Your reply must be the number of lines in the entries that hold the word "title", and nothing else.

BEGIN

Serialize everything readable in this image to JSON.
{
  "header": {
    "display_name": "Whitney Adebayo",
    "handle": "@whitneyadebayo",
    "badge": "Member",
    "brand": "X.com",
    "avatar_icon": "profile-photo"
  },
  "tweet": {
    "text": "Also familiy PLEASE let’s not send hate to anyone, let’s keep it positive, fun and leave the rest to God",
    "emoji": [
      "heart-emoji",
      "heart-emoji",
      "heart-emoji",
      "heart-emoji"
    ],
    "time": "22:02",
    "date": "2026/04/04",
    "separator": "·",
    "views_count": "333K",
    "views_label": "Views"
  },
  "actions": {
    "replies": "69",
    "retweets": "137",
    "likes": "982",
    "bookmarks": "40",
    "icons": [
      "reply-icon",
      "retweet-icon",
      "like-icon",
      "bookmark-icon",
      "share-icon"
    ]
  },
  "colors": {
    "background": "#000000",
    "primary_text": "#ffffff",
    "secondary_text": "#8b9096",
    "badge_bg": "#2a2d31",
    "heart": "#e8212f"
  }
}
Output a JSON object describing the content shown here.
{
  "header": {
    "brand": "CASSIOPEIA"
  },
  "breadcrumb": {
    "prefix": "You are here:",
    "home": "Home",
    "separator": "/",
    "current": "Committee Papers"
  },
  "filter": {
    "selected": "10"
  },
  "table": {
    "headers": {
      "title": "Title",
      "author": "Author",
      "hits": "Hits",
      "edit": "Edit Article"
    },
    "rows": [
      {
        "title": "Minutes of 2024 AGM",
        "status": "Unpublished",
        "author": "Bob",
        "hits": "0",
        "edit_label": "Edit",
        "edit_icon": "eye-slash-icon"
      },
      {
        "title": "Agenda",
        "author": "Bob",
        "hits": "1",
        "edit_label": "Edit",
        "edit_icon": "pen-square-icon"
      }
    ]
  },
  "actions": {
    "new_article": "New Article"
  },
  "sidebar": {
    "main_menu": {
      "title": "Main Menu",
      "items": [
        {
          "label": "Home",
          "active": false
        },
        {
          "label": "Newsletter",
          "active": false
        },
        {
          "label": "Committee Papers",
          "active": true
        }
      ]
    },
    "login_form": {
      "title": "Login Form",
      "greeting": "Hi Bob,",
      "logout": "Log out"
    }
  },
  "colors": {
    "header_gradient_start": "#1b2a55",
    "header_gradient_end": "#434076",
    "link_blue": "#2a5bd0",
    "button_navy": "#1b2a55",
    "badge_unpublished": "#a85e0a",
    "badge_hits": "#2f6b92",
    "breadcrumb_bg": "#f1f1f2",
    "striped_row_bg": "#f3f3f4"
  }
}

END
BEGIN

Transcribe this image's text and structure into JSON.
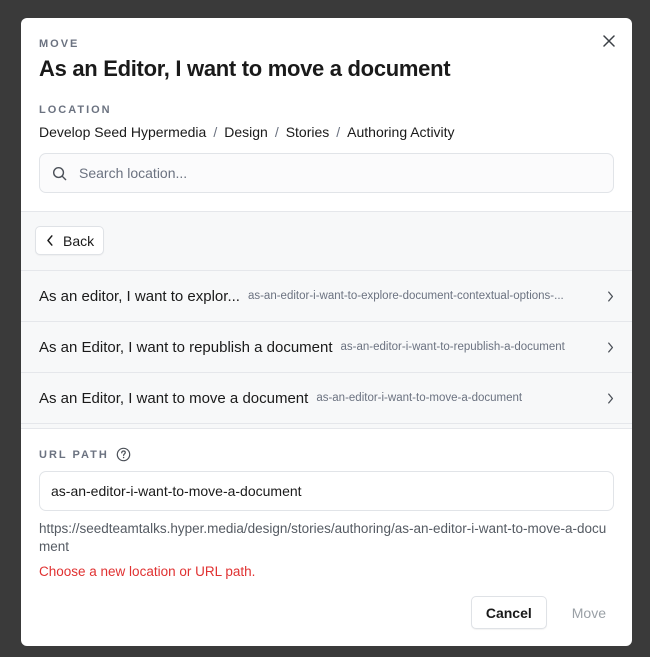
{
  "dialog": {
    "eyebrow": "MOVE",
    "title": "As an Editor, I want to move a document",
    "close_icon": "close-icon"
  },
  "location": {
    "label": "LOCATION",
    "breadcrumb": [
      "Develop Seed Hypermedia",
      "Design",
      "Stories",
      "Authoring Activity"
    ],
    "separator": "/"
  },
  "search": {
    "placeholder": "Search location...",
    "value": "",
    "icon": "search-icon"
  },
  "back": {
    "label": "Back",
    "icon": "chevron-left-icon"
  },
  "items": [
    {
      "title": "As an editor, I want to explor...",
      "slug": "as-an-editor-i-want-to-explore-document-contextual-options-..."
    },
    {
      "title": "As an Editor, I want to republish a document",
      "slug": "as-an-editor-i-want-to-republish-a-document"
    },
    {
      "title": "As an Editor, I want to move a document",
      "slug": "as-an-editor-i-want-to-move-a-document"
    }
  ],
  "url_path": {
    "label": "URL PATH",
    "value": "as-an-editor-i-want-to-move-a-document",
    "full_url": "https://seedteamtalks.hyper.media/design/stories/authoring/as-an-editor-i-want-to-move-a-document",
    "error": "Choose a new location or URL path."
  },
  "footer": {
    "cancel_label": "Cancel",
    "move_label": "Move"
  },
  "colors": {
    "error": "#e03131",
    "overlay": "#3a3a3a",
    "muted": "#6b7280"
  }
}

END

▶ _Answer box_: 9